RECORD EXTRACTS –
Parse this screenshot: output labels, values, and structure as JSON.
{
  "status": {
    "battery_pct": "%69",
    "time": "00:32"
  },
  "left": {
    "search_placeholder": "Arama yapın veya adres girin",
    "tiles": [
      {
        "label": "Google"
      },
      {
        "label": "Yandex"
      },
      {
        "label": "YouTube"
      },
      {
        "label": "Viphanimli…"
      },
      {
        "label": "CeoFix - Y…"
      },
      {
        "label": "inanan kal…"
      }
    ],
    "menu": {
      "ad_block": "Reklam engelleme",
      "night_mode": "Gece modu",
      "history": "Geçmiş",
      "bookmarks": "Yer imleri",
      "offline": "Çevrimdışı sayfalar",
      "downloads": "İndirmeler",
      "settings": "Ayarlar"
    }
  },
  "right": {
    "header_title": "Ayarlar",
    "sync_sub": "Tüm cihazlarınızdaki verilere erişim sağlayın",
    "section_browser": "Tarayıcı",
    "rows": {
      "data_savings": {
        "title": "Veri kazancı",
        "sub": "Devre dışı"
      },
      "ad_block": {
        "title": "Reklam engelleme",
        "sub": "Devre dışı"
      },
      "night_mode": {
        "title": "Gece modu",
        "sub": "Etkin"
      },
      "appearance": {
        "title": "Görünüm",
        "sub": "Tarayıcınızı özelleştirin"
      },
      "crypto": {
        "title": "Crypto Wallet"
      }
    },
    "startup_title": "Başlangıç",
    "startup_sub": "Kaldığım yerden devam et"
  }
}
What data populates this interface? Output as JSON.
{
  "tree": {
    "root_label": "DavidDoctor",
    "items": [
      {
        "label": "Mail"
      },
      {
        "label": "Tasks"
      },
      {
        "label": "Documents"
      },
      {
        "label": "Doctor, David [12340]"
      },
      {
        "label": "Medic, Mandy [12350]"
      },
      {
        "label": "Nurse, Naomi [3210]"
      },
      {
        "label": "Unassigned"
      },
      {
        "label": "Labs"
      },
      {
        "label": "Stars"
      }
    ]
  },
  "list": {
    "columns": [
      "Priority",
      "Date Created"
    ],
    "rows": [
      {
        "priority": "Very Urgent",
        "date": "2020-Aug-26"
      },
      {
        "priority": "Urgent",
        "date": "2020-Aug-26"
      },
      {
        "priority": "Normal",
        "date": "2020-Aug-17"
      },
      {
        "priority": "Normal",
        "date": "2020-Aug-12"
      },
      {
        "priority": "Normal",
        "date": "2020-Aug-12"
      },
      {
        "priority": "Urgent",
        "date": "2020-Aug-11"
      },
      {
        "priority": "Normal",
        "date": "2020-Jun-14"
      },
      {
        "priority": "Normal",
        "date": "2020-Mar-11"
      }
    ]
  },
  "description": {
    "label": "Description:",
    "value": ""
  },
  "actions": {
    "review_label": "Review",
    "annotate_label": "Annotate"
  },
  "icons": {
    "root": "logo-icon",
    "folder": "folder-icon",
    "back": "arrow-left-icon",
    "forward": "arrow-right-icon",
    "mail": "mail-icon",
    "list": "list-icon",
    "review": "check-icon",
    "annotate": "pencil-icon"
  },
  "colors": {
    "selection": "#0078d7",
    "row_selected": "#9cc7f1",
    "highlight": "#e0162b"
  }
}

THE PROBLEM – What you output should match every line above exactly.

SOLUTION –
Parse this screenshot: output labels, values, and structure as JSON.
{
  "status": {
    "battery_pct": "%69",
    "time": "00:32"
  },
  "left": {
    "search_placeholder": "Arama yapın veya adres girin",
    "tiles": [
      {
        "label": "Google"
      },
      {
        "label": "Yandex"
      },
      {
        "label": "YouTube"
      },
      {
        "label": "Viphanimli…"
      },
      {
        "label": "CeoFix - Y…"
      },
      {
        "label": "inanan kal…"
      }
    ],
    "menu": {
      "ad_block": "Reklam engelleme",
      "night_mode": "Gece modu",
      "history": "Geçmiş",
      "bookmarks": "Yer imleri",
      "offline": "Çevrimdışı sayfalar",
      "downloads": "İndirmeler",
      "settings": "Ayarlar"
    }
  },
  "right": {
    "header_title": "Ayarlar",
    "sync_sub": "Tüm cihazlarınızdaki verilere erişim sağlayın",
    "section_browser": "Tarayıcı",
    "rows": {
      "data_savings": {
        "title": "Veri kazancı",
        "sub": "Devre dışı"
      },
      "ad_block": {
        "title": "Reklam engelleme",
        "sub": "Devre dışı"
      },
      "night_mode": {
        "title": "Gece modu",
        "sub": "Etkin"
      },
      "appearance": {
        "title": "Görünüm",
        "sub": "Tarayıcınızı özelleştirin"
      },
      "crypto": {
        "title": "Crypto Wallet"
      }
    },
    "startup_title": "Başlangıç",
    "startup_sub": "Kaldığım yerden devam et"
  }
}
What data populates this interface? Output as JSON.
{
  "tree": {
    "root_label": "DavidDoctor",
    "items": [
      {
        "label": "Mail"
      },
      {
        "label": "Tasks"
      },
      {
        "label": "Documents"
      },
      {
        "label": "Doctor, David [12340]"
      },
      {
        "label": "Medic, Mandy [12350]"
      },
      {
        "label": "Nurse, Naomi [3210]"
      },
      {
        "label": "Unassigned"
      },
      {
        "label": "Labs"
      },
      {
        "label": "Stars"
      }
    ]
  },
  "list": {
    "columns": [
      "Priority",
      "Date Created"
    ],
    "rows": [
      {
        "priority": "Very Urgent",
        "date": "2020-Aug-26"
      },
      {
        "priority": "Urgent",
        "date": "2020-Aug-26"
      },
      {
        "priority": "Normal",
        "date": "2020-Aug-17"
      },
      {
        "priority": "Normal",
        "date": "2020-Aug-12"
      },
      {
        "priority": "Normal",
        "date": "2020-Aug-12"
      },
      {
        "priority": "Urgent",
        "date": "2020-Aug-11"
      },
      {
        "priority": "Normal",
        "date": "2020-Jun-14"
      },
      {
        "priority": "Normal",
        "date": "2020-Mar-11"
      }
    ]
  },
  "description": {
    "label": "Description:",
    "value": ""
  },
  "actions": {
    "review_label": "Review",
    "annotate_label": "Annotate"
  },
  "icons": {
    "root": "logo-icon",
    "folder": "folder-icon",
    "back": "arrow-left-icon",
    "forward": "arrow-right-icon",
    "mail": "mail-icon",
    "list": "list-icon",
    "review": "check-icon",
    "annotate": "pencil-icon"
  },
  "colors": {
    "selection": "#0078d7",
    "row_selected": "#9cc7f1",
    "highlight": "#e0162b"
  }
}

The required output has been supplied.